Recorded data
- - -

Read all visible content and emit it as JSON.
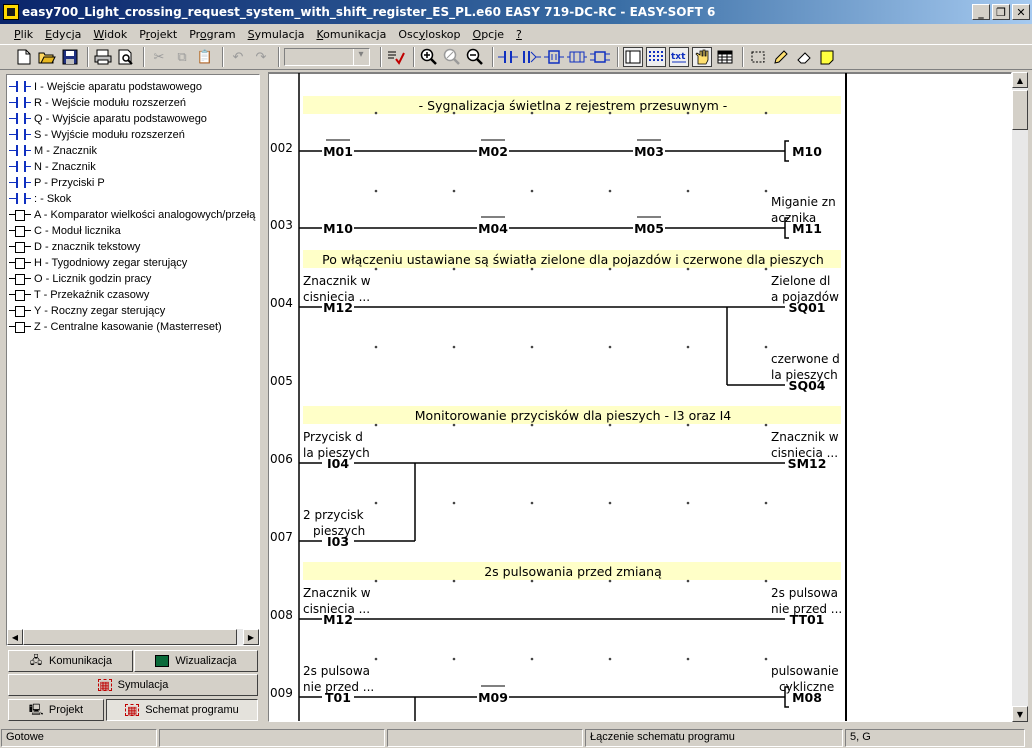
{
  "title": "easy700_Light_crossing_request_system_with_shift_register_ES_PL.e60 EASY 719-DC-RC - EASY-SOFT 6",
  "window_buttons": {
    "minimize": "_",
    "restore": "❐",
    "close": "✕"
  },
  "menu": [
    {
      "label": "Plik",
      "key": "P"
    },
    {
      "label": "Edycja",
      "key": "E"
    },
    {
      "label": "Widok",
      "key": "W"
    },
    {
      "label": "Projekt",
      "key": "r"
    },
    {
      "label": "Program",
      "key": "o"
    },
    {
      "label": "Symulacja",
      "key": "S"
    },
    {
      "label": "Komunikacja",
      "key": "K"
    },
    {
      "label": "Oscyloskop",
      "key": "y"
    },
    {
      "label": "Opcje",
      "key": "O"
    },
    {
      "label": "?",
      "key": "?"
    }
  ],
  "toolbar": {
    "icons": [
      "new-icon",
      "open-icon",
      "save-icon",
      "print-icon",
      "print-preview-icon",
      "cut-icon",
      "copy-icon",
      "paste-icon",
      "undo-icon",
      "redo-icon"
    ],
    "zoom_combo_value": "",
    "icons2": [
      "check-program-icon",
      "zoom-in-icon",
      "zoom-reset-icon",
      "zoom-out-icon",
      "contact-icon",
      "coil-connect-icon",
      "function-block-icon",
      "wire-icon",
      "relay-icon",
      "view-icon",
      "grid-icon",
      "text-icon",
      "hand-icon",
      "table-icon",
      "select-icon",
      "pencil-icon",
      "eraser-icon",
      "note-icon"
    ]
  },
  "tree": [
    {
      "icon": "contact",
      "label": "I - Wejście aparatu podstawowego"
    },
    {
      "icon": "contact",
      "label": "R - Wejście modułu rozszerzeń"
    },
    {
      "icon": "contact",
      "label": "Q - Wyjście aparatu podstawowego"
    },
    {
      "icon": "contact",
      "label": "S - Wyjście modułu rozszerzeń"
    },
    {
      "icon": "contact",
      "label": "M - Znacznik"
    },
    {
      "icon": "contact",
      "label": "N - Znacznik"
    },
    {
      "icon": "contact",
      "label": "P - Przyciski P"
    },
    {
      "icon": "contact",
      "label": ": - Skok"
    },
    {
      "icon": "coil",
      "label": "A - Komparator wielkości analogowych/przełą"
    },
    {
      "icon": "coil",
      "label": "C - Moduł licznika"
    },
    {
      "icon": "coil",
      "label": "D - znacznik tekstowy"
    },
    {
      "icon": "coil",
      "label": "H - Tygodniowy zegar sterujący"
    },
    {
      "icon": "coil",
      "label": "O - Licznik godzin pracy"
    },
    {
      "icon": "coil",
      "label": "T - Przekaźnik czasowy"
    },
    {
      "icon": "coil",
      "label": "Y - Roczny zegar sterujący"
    },
    {
      "icon": "coil",
      "label": "Z - Centralne kasowanie (Masterreset)"
    }
  ],
  "panel_buttons": {
    "komunikacja": "Komunikacja",
    "wizualizacja": "Wizualizacja",
    "symulacja": "Symulacja",
    "projekt": "Projekt",
    "schemat": "Schemat programu"
  },
  "diagram": {
    "comments": [
      {
        "text": "- Sygnalizacja świetlna z rejestrem przesuwnym -"
      },
      {
        "text": "Po włączeniu ustawiane są światła zielone dla pojazdów i czerwone dla pieszych"
      },
      {
        "text": "Monitorowanie przycisków dla pieszych - I3 oraz I4"
      },
      {
        "text": "2s pulsowania przed zmianą"
      }
    ],
    "row_numbers": [
      "002",
      "003",
      "004",
      "005",
      "006",
      "007",
      "008",
      "009"
    ],
    "contacts": [
      {
        "label": "M01",
        "negated": true
      },
      {
        "label": "M02",
        "negated": true
      },
      {
        "label": "M03",
        "negated": true
      },
      {
        "label": "M10",
        "negated": false
      },
      {
        "label": "M04",
        "negated": true
      },
      {
        "label": "M05",
        "negated": true
      },
      {
        "label": "M12",
        "negated": false
      },
      {
        "label": "I04",
        "negated": false
      },
      {
        "label": "I03",
        "negated": false
      },
      {
        "label": "M12",
        "negated": false
      },
      {
        "label": "T01",
        "negated": false
      },
      {
        "label": "M09",
        "negated": true
      }
    ],
    "coils": [
      {
        "label": "M10",
        "bracket": true
      },
      {
        "label": "M11",
        "bracket": true
      },
      {
        "label": "SQ01",
        "bracket": false
      },
      {
        "label": "SQ04",
        "bracket": false
      },
      {
        "label": "SM12",
        "bracket": false
      },
      {
        "label": "TT01",
        "bracket": false
      },
      {
        "label": "M08",
        "bracket": true
      }
    ],
    "annotations": [
      {
        "lines": [
          "Miganie zn",
          "acznika"
        ]
      },
      {
        "lines": [
          "Znacznik w",
          "cisniecia ..."
        ]
      },
      {
        "lines": [
          "Zielone dl",
          "a pojazdów"
        ]
      },
      {
        "lines": [
          "czerwone d",
          "la pieszych"
        ]
      },
      {
        "lines": [
          "Przycisk d",
          "la pieszych"
        ]
      },
      {
        "lines": [
          "Znacznik w",
          "cisniecia ..."
        ]
      },
      {
        "lines": [
          "2 przycisk",
          "pieszych"
        ]
      },
      {
        "lines": [
          "Znacznik w",
          "cisniecia ..."
        ]
      },
      {
        "lines": [
          "2s pulsowa",
          "nie przed ..."
        ]
      },
      {
        "lines": [
          "2s pulsowa",
          "nie przed ..."
        ]
      },
      {
        "lines": [
          "pulsowanie",
          "cykliczne"
        ]
      }
    ]
  },
  "status": {
    "left": "Gotowe",
    "empty1": "",
    "empty2": "",
    "message": "Łączenie schematu programu",
    "position": "5, G"
  }
}
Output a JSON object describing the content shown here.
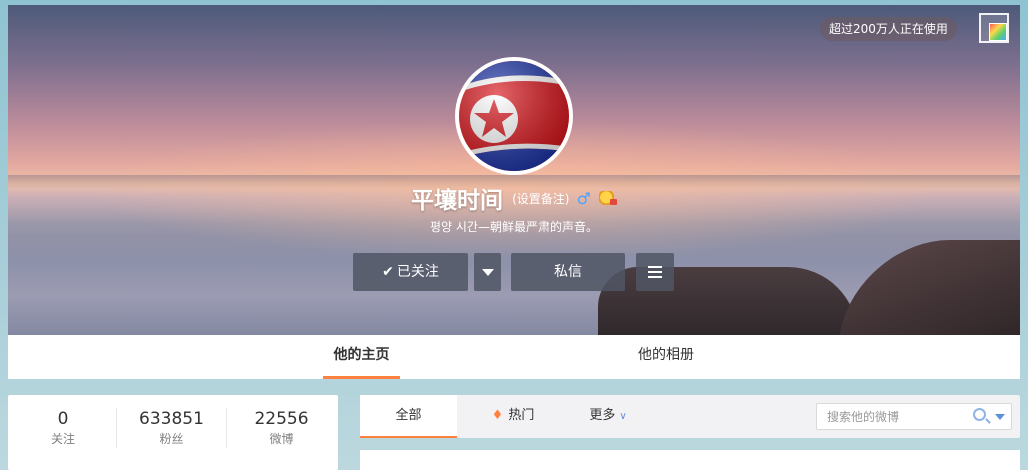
{
  "banner": {
    "users_pill": "超过200万人正在使用",
    "skin_icon": "skin-palette-icon"
  },
  "profile": {
    "name": "平壤时间",
    "remark_label": "(设置备注)",
    "gender_icon": "male-icon",
    "gender_symbol": "♂",
    "badge_icon": "vip-badge-icon",
    "bio": "평양 시간—朝鲜最严肃的声音。",
    "avatar": "north-korea-flag-avatar"
  },
  "actions": {
    "follow_label": "已关注",
    "follow_check": "✔",
    "message_label": "私信"
  },
  "tabs": [
    {
      "label": "他的主页",
      "active": true
    },
    {
      "label": "他的相册",
      "active": false
    }
  ],
  "stats": [
    {
      "value": "0",
      "label": "关注"
    },
    {
      "value": "633851",
      "label": "粉丝"
    },
    {
      "value": "22556",
      "label": "微博"
    }
  ],
  "feed": {
    "tabs": [
      {
        "label": "全部",
        "active": true
      },
      {
        "label": "热门",
        "icon": "flame-icon",
        "glyph": "🔥"
      },
      {
        "label": "更多",
        "icon": "chevron-down-icon",
        "glyph": "▼"
      }
    ],
    "search_placeholder": "搜索他的微博"
  },
  "colors": {
    "accent": "#ff8140",
    "link_blue": "#5b8fd6",
    "button_bg": "#505664"
  }
}
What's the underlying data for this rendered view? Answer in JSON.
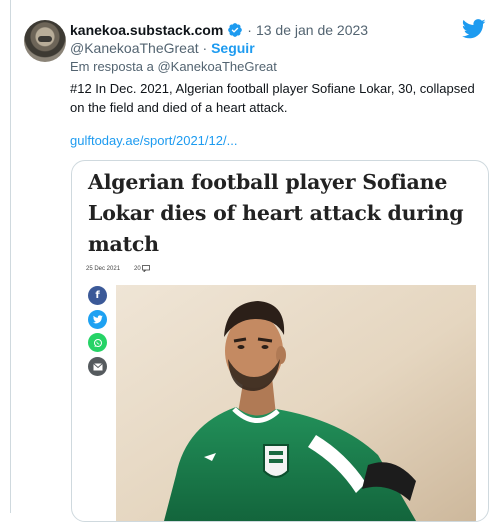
{
  "tweet": {
    "display_name": "kanekoa.substack.com",
    "date": "13 de jan de 2023",
    "handle": "@KanekoaTheGreat",
    "follow_label": "Seguir",
    "reply_prefix": "Em resposta a",
    "reply_handle": "@KanekoaTheGreat",
    "text": "#12 In Dec. 2021, Algerian football player Sofiane Lokar, 30, collapsed on the field and died of a heart attack.",
    "link": "gulftoday.ae/sport/2021/12/..."
  },
  "card": {
    "title": "Algerian football player Sofiane Lokar dies of heart attack during match",
    "date": "25 Dec 2021",
    "comment_count": "20"
  },
  "icons": {
    "verified": "verified-badge-icon",
    "logo": "twitter-bird-icon",
    "comment": "comment-icon",
    "share": [
      "facebook-icon",
      "twitter-icon",
      "whatsapp-icon",
      "email-icon"
    ]
  },
  "colors": {
    "accent": "#1d9bf0",
    "secondary_text": "#536471",
    "facebook": "#3b5998",
    "twitter": "#1da1f2",
    "whatsapp": "#25d366",
    "email": "#555a5e",
    "jersey": "#1b7a4b"
  }
}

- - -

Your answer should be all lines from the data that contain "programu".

[Response to this exercise]
    "schemat": "Schemat programu"
    "message": "Łączenie schematu programu",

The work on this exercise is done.